Rarely has a book inspired so many to do so much in so such seemingly small ways. Walden and Civil Disobedience is a life manual for the intellectually rigorous. You can picture Gandhi reading this work as he languished in a South African prison, or Nelson Mandela doing the same, also immurated in a South African hellhole. Thoreau takes a break from the hustle and bustle of the big town and retires to Walden Pond, claiming it to be the environment his soul needs for an honest revival. And what a revival it is too. We hear gems on everything, from music to language to civilization to hunting to engineering. Thoreau’s musings are the ramblings of a very wise man, though the language can be a bit circumlocutory at times.
Civil Disobedience quietly brings up the spectre of rebellion against an unjust government. After all, if the government is unjust, it is not a crime to rise up against it. But how exactly is one to rebel against the machinery of the state? Remember that the vast majority of men lead lives of quiet desperation. Is this tacit desperation to be counted upon to explode in a violent frenzy as it did in 1776. Thoreau thinks not, and prefers to be a disobedient citizen until the day the ideal state is born, the one that considers him an equal. Alas, Thoreau was a few millennia ahead of his time, as that time is not arriving soon, for the vast majority of nations.

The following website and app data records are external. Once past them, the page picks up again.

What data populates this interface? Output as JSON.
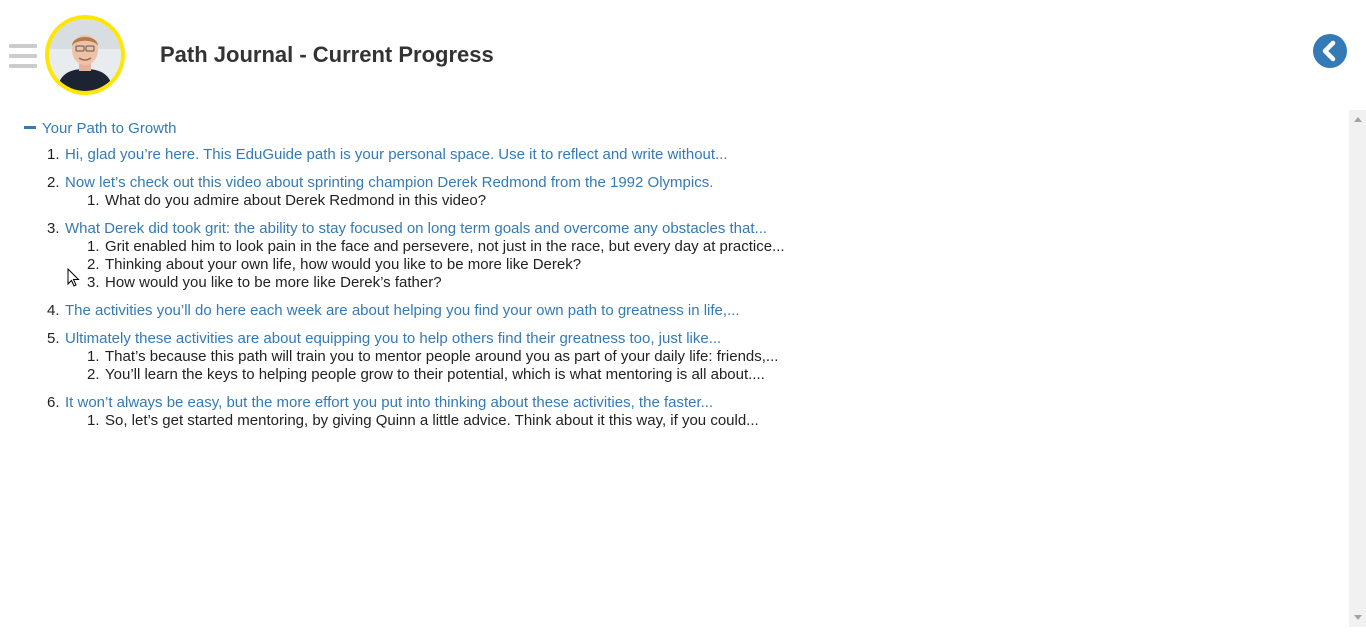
{
  "header": {
    "title": "Path Journal - Current Progress",
    "avatar_icon": "user-avatar-photo",
    "menu_icon": "hamburger-menu-icon",
    "back_icon": "chevron-left-circle-icon",
    "accent_color": "#337ab7",
    "avatar_ring_color": "#ffe600"
  },
  "section": {
    "toggle_label": "Your Path to Growth",
    "toggle_icon": "minus-icon"
  },
  "items": [
    {
      "num": "1.",
      "text": "Hi, glad you’re here. This EduGuide path is your personal space. Use it to reflect and write without...",
      "children": []
    },
    {
      "num": "2.",
      "text": "Now let’s check out this video about sprinting champion Derek Redmond from the 1992 Olympics.",
      "children": [
        {
          "num": "1.",
          "text": "What do you admire about Derek Redmond in this video?"
        }
      ]
    },
    {
      "num": "3.",
      "text": "What Derek did took grit: the ability to stay focused on long term goals and overcome any obstacles that...",
      "children": [
        {
          "num": "1.",
          "text": "Grit enabled him to look pain in the face and persevere, not just in the race, but every day at practice..."
        },
        {
          "num": "2.",
          "text": "Thinking about your own life, how would you like to be more like Derek?"
        },
        {
          "num": "3.",
          "text": "How would you like to be more like Derek’s father?"
        }
      ]
    },
    {
      "num": "4.",
      "text": "The activities you’ll do here each week are about helping you find your own path to greatness in life,...",
      "children": []
    },
    {
      "num": "5.",
      "text": "Ultimately these activities are about equipping you to help others find their greatness too, just like...",
      "children": [
        {
          "num": "1.",
          "text": "That’s because this path will train you to mentor people around you as part of your daily life: friends,..."
        },
        {
          "num": "2.",
          "text": "You’ll learn the keys to helping people grow to their potential, which is what mentoring is all about...."
        }
      ]
    },
    {
      "num": "6.",
      "text": "It won’t always be easy, but the more effort you put into thinking about these activities, the faster...",
      "children": [
        {
          "num": "1.",
          "text": "So, let’s get started mentoring, by giving Quinn a little advice. Think about it this way, if you could..."
        }
      ]
    }
  ]
}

Prognosis: meandering at time, despite that, an absolute must-read.